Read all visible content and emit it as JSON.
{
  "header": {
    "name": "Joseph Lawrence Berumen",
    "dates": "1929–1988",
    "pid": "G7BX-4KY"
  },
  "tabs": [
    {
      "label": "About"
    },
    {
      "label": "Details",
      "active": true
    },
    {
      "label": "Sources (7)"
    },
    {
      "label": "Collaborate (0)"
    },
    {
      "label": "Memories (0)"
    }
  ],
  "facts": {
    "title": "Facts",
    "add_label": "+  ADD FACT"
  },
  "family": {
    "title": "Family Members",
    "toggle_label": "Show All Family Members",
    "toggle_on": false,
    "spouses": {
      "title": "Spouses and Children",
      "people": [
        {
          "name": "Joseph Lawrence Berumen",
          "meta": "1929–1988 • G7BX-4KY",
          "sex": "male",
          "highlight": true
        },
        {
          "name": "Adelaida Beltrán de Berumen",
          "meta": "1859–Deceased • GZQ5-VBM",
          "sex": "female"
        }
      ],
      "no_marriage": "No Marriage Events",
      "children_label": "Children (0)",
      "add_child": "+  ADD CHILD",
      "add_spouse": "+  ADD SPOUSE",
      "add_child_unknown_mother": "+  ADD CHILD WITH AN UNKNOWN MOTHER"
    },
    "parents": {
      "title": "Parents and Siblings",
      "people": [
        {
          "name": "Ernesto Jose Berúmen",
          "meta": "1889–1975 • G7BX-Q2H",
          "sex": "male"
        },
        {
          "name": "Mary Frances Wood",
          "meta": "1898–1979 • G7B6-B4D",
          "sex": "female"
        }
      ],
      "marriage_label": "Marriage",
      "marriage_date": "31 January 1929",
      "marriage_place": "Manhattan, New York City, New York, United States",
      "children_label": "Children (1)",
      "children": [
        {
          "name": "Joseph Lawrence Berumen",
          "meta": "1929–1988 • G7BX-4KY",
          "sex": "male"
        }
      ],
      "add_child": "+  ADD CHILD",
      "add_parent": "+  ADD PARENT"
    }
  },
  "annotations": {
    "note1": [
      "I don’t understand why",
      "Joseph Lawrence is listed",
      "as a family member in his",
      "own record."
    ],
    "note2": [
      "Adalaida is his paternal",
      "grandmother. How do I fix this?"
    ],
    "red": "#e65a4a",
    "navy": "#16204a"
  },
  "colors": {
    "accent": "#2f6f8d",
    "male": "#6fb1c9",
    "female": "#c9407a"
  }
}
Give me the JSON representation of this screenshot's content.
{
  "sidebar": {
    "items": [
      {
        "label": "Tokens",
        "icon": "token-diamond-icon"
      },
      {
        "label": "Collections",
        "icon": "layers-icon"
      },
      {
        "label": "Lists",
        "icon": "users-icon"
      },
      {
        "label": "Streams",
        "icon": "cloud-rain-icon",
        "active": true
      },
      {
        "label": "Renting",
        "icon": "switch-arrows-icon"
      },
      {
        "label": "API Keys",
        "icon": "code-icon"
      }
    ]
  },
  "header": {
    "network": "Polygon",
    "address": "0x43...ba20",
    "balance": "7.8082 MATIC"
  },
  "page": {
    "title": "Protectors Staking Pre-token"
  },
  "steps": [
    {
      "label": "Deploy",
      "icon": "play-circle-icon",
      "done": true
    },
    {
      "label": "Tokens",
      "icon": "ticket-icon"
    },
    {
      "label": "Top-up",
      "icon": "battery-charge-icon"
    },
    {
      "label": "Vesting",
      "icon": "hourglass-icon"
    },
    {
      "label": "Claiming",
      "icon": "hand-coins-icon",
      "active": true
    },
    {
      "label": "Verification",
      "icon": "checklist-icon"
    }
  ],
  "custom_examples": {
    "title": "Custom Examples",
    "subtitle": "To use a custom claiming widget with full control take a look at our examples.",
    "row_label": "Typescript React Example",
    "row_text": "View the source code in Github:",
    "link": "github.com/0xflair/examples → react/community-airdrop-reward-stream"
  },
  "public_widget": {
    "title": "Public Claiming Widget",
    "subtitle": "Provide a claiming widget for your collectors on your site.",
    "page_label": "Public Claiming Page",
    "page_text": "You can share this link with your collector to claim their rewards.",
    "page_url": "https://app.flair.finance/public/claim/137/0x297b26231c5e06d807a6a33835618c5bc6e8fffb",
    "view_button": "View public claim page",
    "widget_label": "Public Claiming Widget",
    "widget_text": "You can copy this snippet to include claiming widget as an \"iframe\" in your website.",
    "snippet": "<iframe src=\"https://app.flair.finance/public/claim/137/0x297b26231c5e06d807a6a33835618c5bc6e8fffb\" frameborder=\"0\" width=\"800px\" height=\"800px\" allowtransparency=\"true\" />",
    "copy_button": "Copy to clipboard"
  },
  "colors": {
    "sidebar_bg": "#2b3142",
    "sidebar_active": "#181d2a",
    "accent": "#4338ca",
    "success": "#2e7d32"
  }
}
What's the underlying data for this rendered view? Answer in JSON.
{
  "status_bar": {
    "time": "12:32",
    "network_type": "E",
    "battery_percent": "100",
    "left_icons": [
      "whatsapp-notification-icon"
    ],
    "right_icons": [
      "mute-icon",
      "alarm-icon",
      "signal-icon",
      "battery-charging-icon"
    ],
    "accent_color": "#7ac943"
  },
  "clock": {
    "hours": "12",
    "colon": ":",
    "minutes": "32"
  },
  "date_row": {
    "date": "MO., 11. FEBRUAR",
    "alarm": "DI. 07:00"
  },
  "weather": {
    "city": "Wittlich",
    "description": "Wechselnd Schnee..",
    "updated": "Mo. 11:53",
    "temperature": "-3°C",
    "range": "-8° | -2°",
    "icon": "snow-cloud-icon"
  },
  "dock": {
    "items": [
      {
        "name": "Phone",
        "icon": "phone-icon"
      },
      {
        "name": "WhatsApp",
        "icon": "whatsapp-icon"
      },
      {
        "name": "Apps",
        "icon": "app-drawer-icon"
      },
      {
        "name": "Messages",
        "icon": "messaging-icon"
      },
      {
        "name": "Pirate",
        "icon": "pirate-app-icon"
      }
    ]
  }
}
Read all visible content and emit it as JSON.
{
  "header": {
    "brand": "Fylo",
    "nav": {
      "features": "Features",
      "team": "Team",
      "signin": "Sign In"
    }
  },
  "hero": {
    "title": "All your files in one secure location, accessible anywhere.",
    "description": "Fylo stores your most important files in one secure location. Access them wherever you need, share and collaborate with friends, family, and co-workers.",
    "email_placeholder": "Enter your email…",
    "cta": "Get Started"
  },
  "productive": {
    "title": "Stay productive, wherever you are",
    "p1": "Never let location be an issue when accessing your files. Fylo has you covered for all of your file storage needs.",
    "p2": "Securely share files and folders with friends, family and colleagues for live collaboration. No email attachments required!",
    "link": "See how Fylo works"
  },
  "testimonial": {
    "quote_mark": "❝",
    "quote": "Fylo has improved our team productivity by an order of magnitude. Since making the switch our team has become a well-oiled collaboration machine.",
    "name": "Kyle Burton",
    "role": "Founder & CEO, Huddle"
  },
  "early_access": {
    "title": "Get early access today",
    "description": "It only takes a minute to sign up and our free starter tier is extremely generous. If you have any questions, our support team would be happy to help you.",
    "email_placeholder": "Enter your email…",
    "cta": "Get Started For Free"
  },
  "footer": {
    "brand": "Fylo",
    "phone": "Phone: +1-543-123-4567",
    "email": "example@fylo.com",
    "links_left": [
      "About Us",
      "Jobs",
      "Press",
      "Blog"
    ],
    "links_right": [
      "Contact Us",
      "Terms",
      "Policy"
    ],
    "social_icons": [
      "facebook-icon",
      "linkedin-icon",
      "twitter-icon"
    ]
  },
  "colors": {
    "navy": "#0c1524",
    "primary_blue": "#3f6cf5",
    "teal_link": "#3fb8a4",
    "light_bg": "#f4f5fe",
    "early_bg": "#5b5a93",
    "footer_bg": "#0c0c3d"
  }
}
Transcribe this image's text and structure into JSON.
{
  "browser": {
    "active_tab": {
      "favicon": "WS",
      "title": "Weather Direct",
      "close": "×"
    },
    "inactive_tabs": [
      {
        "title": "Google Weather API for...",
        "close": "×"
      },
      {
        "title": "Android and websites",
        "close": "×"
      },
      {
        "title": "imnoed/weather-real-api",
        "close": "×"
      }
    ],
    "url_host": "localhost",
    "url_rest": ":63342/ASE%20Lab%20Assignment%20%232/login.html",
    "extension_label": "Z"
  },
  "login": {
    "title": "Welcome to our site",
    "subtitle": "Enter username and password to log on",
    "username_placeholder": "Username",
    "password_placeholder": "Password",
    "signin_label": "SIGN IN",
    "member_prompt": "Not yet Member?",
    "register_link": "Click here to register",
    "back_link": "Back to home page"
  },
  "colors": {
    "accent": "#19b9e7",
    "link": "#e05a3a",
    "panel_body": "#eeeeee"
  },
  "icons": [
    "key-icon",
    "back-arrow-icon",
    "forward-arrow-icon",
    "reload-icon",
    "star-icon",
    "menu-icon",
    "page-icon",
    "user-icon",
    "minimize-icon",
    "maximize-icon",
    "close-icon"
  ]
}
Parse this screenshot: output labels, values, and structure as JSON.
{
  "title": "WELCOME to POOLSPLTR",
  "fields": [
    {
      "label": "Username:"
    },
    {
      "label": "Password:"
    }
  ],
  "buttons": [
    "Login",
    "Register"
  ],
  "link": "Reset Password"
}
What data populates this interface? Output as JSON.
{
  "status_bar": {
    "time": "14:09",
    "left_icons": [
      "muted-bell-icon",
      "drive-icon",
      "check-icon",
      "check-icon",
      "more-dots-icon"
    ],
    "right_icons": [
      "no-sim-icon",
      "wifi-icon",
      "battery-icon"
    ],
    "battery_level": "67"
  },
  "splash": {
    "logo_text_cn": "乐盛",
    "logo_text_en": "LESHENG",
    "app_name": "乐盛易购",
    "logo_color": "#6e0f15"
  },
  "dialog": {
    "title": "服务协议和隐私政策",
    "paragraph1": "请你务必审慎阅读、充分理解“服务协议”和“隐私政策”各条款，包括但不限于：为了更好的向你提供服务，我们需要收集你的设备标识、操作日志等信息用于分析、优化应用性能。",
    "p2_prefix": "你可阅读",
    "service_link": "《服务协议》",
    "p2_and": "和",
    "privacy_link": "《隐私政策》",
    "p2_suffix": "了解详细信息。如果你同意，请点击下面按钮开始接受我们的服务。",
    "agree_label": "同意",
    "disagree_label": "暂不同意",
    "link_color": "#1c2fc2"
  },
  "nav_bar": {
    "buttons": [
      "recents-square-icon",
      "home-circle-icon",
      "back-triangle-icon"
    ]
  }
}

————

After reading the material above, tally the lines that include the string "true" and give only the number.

## Result for this exercise
6